The peace movement is being reborn in the U.S. before our eyes. pic.twitter.com/WaD6CyIlRC
— Zeb Habash (@Habash_Zebulon) March 20, 2023
After the march, a teach-in was held at New York Avenue Presbyterian Church, just a few blocks from the rally site. There, professor Noam Chomsky, as well as representatives from the U.S. colonies of Guam and Hawaii, gave remarks.
Activists like Asantewaa Nkrumah-Ture of Philadelphia, a member of the Black Alliance for Peace, spoke out against the international wars as well as the domestic war on the people of the United States. That includes the most recent federal government move to eliminate Supplemental Nutrition Assistance Program (SNAP) benefits to hungry families. “Roughly 60 percent of those households have children, and more than half include older people or adults with disabilities,” the Pittsburgh Post-Gazette‘s editorial board writes.
“More and more ppl are against this war because their conditions are worsening. They’re cutting food stamps; it’s harder to pay rent; wages are stagnant. This must change. We must fight back!”
DC Anti-War Rally #PeaceInUkraine#FundPeopleNotWar #NoUSWars pic.twitter.com/KT5TXSNIc3
— ChuckModi (@ChuckModi1) March 18, 2023
The protest was noted for how it was led by people who bear the brunt of U.S. imperialism.
“When the interests and positions of colonized people are respected, the turnout to mobilizations look different,” tweeted the Black Alliance for Peace, an anti-imperialist organization led by African people in the United States. “Perhaps the March 18 demonstrations signal a shift is taking place: That an anti-imperialist movement led by young African and other colonized peoples is rising.”
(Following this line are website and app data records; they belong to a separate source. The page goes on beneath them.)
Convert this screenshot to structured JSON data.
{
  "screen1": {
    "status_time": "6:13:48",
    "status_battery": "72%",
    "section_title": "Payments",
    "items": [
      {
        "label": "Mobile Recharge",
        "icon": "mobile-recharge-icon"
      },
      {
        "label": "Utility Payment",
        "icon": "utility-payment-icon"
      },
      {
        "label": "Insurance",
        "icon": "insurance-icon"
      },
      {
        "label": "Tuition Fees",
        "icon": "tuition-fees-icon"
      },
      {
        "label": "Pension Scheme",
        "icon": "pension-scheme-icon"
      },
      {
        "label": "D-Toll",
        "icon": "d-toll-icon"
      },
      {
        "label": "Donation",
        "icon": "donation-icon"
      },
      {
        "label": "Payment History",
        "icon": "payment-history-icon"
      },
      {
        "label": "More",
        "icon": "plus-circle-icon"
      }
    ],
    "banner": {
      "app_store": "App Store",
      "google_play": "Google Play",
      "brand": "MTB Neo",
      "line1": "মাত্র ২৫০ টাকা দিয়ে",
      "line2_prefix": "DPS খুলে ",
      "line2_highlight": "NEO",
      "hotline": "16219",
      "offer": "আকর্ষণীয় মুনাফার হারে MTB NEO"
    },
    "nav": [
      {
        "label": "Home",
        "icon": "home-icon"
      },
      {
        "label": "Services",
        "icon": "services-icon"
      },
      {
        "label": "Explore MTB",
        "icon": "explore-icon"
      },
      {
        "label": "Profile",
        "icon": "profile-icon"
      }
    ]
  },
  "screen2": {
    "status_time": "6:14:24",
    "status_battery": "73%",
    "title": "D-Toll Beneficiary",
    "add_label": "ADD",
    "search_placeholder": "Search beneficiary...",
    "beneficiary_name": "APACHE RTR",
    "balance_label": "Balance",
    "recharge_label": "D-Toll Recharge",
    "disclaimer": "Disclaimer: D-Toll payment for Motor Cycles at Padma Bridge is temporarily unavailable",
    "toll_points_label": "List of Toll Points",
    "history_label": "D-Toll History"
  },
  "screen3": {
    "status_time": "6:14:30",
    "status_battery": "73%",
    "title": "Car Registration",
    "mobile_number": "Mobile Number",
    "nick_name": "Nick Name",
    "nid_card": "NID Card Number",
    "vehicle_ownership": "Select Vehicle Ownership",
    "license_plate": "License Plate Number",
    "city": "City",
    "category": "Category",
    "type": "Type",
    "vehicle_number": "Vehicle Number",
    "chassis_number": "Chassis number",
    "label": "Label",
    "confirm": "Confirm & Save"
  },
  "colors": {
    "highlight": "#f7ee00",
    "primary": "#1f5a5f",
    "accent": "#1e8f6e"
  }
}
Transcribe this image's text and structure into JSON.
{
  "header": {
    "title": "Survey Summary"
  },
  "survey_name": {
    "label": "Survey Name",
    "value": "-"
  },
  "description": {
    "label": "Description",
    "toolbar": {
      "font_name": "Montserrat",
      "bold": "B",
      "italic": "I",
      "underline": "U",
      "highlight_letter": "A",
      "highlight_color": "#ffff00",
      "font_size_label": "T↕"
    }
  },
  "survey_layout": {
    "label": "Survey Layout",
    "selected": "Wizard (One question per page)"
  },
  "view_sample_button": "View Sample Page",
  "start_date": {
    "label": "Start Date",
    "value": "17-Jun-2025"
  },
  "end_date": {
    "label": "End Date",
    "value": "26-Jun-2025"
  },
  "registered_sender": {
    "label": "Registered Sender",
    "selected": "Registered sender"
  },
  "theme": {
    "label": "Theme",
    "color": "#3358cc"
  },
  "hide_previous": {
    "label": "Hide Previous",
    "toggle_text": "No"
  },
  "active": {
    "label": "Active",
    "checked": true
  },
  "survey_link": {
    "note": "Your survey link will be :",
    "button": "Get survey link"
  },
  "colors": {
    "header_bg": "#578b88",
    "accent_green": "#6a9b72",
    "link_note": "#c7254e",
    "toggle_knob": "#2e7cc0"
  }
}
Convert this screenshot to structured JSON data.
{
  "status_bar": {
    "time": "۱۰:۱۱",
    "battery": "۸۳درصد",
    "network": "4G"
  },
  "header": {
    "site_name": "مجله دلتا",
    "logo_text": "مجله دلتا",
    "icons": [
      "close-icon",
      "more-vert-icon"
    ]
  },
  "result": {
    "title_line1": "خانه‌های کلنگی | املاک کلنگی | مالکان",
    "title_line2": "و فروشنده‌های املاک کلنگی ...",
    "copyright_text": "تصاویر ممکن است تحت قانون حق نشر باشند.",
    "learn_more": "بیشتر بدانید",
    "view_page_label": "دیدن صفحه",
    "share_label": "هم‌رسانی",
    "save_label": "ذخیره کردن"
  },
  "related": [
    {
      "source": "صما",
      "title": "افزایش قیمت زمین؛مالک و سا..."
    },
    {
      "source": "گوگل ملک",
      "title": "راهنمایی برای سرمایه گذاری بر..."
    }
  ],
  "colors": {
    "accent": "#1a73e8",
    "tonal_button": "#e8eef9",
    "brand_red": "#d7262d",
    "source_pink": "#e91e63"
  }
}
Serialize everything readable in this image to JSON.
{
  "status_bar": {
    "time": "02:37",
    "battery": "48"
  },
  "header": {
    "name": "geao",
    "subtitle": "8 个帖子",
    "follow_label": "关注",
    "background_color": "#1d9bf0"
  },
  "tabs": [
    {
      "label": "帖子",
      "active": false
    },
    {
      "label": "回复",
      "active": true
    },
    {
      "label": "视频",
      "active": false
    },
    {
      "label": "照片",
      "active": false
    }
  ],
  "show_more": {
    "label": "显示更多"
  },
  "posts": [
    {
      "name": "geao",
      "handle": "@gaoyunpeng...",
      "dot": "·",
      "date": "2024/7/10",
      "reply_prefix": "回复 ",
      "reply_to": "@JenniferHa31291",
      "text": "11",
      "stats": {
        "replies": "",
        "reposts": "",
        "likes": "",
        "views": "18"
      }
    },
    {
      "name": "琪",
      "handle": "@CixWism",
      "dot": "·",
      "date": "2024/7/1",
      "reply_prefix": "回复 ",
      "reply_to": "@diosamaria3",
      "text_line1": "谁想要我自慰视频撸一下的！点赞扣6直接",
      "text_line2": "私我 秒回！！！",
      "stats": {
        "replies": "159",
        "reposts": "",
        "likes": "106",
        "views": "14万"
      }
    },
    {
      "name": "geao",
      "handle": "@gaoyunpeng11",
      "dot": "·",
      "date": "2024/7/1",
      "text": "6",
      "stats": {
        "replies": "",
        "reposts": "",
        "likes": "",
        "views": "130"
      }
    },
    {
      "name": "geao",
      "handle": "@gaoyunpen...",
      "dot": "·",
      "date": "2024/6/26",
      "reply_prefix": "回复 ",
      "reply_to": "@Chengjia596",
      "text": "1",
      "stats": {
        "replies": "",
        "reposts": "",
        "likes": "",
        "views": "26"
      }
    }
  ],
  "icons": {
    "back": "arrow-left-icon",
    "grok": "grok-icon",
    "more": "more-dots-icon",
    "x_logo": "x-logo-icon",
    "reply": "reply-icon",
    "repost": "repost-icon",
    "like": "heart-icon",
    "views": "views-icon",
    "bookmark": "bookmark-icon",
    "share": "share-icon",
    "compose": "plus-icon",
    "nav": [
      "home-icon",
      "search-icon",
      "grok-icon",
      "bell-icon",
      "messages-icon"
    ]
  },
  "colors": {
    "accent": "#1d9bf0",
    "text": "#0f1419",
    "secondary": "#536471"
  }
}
When the interests and positions of colonized people are respected, the turnout to mobilizations look different. Perhaps the March 18 demonstrations signal a shift is taking place: That an anti-imperialist movement led by young African and other colonized peoples is rising. https://t.co/W2O8fHr8HU
— Black Alliance for Peace (@Blacks4Peace) March 20, 2023
Many commented that a renewed movement for peace was emerging with this demonstration. About 11 million people protested the U.S. invasion of Iraq 20 years ago. An ANSWER Coalition representative did not reply to this reporter in time to confirm the number of marchers on March 18.
Margaret Kimberley of @Blacks4Peace and @blkagendareport says we don't want to have to be here again in another 20 years saying no to war. End wars now! @freedomridebloghttps://t.co/0DAr3f2em5 pic.twitter.com/zizTODEXp9
— Popular Resistance (@PopResistance) March 18, 2023
“Here we are again, 20 years later, because imperialism persists,” Black Agenda Report Executive Editor Margaret Kimberley told activist group Popular Resistance. “As long as that is true, the location of the war will change, the people waging the war will change, but we will still have wars. Our goal is to end imperialism.”
Besides in Washington, D.C., demonstrations were held in dozens of cities across the United States.
Julie Varughese is editor of Toward Freedom.